Exercise goal:
Please filter the entries for the word "wall" and copy every line that has it.

Recorded information:
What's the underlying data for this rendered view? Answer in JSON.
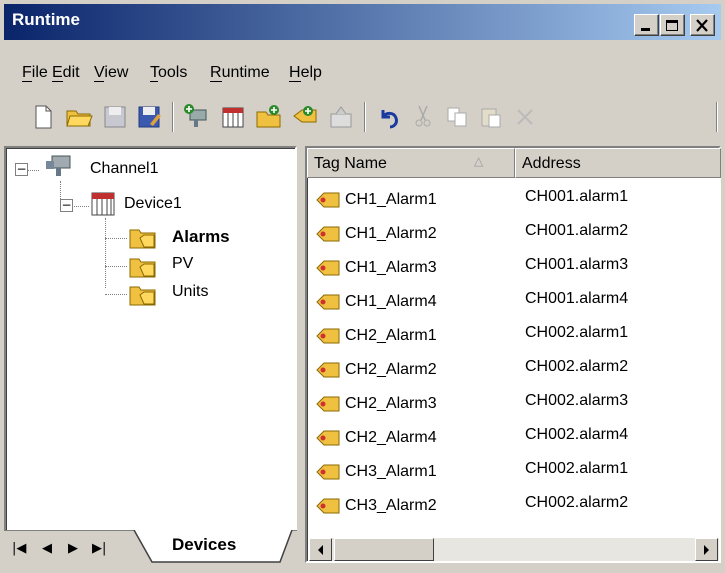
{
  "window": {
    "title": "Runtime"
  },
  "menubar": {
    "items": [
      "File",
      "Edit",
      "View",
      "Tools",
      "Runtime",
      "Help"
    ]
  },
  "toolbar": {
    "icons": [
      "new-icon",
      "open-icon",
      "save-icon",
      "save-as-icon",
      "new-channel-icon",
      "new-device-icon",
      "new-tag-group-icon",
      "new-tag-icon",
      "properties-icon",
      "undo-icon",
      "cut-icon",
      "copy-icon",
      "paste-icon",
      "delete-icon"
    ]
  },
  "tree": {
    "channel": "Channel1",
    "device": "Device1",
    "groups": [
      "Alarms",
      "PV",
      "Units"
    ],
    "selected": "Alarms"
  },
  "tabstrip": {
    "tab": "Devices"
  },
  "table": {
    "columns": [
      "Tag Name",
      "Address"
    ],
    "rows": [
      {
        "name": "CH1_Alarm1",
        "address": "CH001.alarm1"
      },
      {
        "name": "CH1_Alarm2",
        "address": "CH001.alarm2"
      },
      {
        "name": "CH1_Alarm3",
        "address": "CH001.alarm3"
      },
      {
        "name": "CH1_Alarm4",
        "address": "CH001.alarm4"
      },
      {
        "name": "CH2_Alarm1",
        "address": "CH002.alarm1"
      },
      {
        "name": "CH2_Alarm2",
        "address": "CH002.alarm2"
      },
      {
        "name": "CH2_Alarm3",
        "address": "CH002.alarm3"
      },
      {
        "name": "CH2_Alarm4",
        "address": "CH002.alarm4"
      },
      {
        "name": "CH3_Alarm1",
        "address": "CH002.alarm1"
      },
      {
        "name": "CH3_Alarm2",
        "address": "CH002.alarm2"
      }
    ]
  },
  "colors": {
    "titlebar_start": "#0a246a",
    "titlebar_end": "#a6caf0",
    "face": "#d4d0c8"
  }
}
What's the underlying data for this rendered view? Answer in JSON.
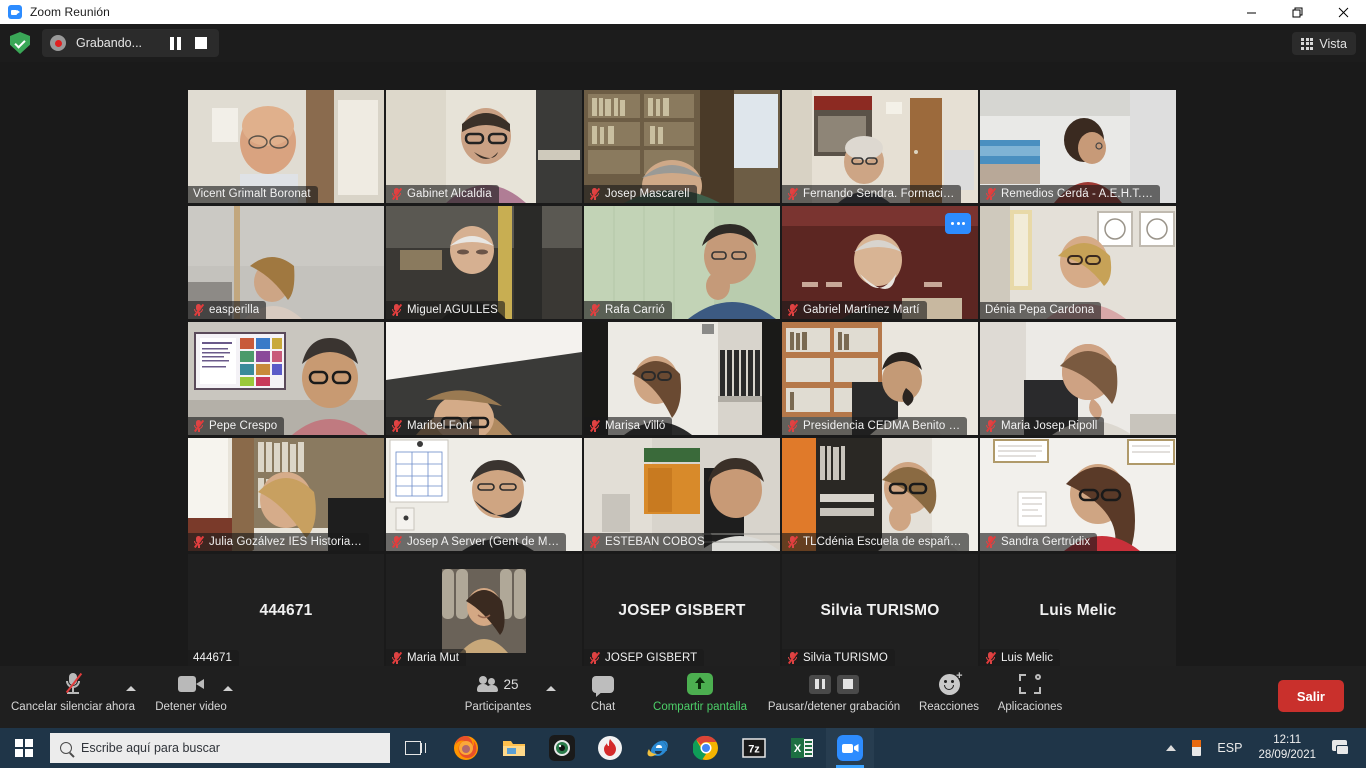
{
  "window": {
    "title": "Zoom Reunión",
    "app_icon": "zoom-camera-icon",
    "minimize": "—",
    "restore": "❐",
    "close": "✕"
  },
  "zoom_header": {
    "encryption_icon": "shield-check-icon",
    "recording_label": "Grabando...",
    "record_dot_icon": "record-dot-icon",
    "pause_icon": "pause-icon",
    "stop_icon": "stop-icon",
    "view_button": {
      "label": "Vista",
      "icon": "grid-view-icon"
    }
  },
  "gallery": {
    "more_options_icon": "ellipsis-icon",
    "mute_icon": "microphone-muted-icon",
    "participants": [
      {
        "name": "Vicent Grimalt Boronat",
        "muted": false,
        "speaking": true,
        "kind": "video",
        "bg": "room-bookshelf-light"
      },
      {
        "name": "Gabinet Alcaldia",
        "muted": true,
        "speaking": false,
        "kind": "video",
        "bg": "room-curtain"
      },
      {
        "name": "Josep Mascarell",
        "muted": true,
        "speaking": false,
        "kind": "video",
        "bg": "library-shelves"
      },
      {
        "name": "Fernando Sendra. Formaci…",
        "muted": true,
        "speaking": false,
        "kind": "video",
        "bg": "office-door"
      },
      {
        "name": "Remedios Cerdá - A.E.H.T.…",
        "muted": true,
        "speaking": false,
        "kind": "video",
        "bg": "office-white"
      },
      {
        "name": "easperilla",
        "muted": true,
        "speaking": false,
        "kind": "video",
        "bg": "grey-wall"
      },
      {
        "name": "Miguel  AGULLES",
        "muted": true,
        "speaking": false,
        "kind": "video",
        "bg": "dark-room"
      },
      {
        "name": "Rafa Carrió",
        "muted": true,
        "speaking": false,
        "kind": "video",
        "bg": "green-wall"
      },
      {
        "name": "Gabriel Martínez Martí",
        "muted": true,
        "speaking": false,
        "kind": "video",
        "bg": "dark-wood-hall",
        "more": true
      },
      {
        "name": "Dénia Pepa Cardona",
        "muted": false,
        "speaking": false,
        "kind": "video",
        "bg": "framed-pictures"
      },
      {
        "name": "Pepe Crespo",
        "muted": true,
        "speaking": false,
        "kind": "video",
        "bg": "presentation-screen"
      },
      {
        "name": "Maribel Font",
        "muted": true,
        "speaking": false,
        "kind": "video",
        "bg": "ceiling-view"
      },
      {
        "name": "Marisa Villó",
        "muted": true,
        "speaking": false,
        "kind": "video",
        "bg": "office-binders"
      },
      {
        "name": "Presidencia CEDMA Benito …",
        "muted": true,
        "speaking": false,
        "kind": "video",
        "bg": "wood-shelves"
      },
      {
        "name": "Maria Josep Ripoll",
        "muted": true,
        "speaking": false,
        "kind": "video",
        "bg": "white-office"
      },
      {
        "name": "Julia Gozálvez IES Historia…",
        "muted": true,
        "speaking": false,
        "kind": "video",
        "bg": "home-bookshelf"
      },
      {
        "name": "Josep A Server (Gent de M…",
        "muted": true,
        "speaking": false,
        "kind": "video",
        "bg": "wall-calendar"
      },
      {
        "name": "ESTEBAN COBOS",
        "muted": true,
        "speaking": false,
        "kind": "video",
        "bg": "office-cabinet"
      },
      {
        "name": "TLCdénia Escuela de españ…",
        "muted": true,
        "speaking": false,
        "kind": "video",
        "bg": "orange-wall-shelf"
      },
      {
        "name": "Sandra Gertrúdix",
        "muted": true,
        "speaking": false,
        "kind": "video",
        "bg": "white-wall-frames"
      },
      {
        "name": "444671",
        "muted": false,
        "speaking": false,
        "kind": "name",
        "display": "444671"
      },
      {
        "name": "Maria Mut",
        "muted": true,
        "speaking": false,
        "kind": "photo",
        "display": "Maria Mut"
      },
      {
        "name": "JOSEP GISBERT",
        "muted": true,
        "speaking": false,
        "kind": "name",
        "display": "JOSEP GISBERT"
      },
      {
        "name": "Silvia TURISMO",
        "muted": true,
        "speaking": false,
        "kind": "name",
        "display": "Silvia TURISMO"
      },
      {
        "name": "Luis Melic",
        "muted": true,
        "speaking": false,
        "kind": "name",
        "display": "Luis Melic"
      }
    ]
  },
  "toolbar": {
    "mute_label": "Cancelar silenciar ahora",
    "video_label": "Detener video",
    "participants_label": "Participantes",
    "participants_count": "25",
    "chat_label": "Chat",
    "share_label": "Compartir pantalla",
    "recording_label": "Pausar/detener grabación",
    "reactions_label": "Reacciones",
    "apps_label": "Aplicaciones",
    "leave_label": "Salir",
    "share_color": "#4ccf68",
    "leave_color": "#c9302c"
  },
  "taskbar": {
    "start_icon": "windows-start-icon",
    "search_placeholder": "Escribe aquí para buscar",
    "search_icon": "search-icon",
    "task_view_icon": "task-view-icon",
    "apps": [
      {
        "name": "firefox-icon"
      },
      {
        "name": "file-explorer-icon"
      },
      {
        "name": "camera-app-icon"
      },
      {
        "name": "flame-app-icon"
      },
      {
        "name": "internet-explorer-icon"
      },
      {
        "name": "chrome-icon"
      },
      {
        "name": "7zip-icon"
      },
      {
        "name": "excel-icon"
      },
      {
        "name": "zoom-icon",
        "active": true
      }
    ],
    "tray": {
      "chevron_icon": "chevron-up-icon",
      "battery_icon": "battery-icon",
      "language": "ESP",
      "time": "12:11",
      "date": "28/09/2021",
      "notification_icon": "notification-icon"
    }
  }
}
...
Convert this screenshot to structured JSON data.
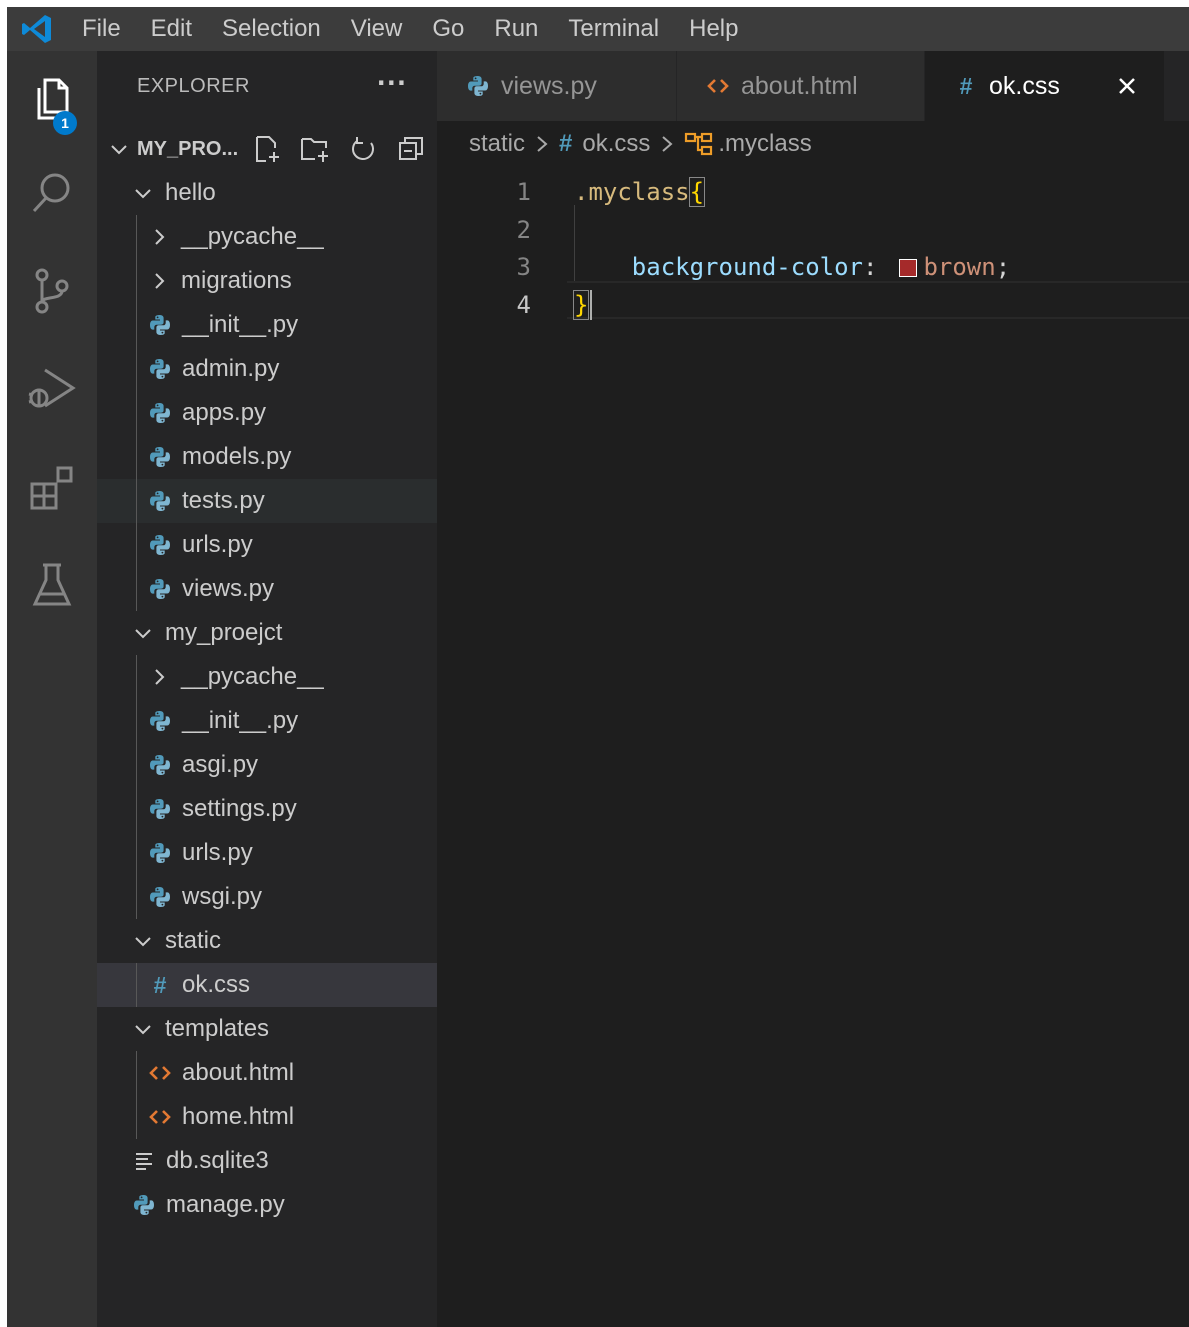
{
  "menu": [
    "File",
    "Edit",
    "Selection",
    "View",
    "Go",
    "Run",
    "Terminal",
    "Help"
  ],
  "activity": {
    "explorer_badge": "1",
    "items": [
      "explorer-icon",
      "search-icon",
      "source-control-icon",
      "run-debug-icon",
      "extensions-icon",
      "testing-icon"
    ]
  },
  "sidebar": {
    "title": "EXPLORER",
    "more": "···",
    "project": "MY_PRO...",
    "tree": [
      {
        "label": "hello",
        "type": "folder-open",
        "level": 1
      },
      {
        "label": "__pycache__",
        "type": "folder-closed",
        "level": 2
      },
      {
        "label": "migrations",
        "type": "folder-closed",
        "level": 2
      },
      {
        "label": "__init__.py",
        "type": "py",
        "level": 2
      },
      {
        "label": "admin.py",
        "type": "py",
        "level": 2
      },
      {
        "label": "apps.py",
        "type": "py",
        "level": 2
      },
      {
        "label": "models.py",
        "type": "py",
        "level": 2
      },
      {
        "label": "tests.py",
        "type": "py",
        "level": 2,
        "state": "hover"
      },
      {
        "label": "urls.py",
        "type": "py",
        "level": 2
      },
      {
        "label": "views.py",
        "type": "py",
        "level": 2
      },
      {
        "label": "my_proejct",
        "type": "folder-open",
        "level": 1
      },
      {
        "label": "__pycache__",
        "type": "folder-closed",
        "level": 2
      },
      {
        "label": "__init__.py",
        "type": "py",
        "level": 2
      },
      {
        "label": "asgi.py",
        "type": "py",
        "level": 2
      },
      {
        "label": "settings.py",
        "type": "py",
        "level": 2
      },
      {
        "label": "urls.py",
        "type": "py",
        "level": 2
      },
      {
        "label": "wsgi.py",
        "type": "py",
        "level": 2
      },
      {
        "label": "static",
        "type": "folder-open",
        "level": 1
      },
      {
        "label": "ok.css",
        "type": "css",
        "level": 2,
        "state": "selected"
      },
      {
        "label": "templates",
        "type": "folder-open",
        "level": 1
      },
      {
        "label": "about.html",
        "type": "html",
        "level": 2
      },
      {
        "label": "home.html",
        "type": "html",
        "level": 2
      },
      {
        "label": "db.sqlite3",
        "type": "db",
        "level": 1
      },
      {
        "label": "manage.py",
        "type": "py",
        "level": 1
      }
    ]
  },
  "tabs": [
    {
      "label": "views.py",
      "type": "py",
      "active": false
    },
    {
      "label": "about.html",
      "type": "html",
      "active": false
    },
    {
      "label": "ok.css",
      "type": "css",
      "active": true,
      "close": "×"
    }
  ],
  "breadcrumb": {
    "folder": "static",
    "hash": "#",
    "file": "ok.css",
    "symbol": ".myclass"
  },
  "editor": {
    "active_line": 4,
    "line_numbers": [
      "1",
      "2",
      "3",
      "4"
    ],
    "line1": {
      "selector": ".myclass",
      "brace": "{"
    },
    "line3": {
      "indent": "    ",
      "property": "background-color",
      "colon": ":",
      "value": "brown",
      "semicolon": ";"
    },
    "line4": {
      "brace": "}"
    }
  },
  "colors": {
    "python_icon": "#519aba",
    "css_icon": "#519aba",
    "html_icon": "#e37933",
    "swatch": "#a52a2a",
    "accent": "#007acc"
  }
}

Response box:
        "bg": "grey-wall"
        "bg": "green-wall"
        "bg": "wall-calendar"
        "bg": "orange-wall-shelf"
        "bg": "white-wall-frames"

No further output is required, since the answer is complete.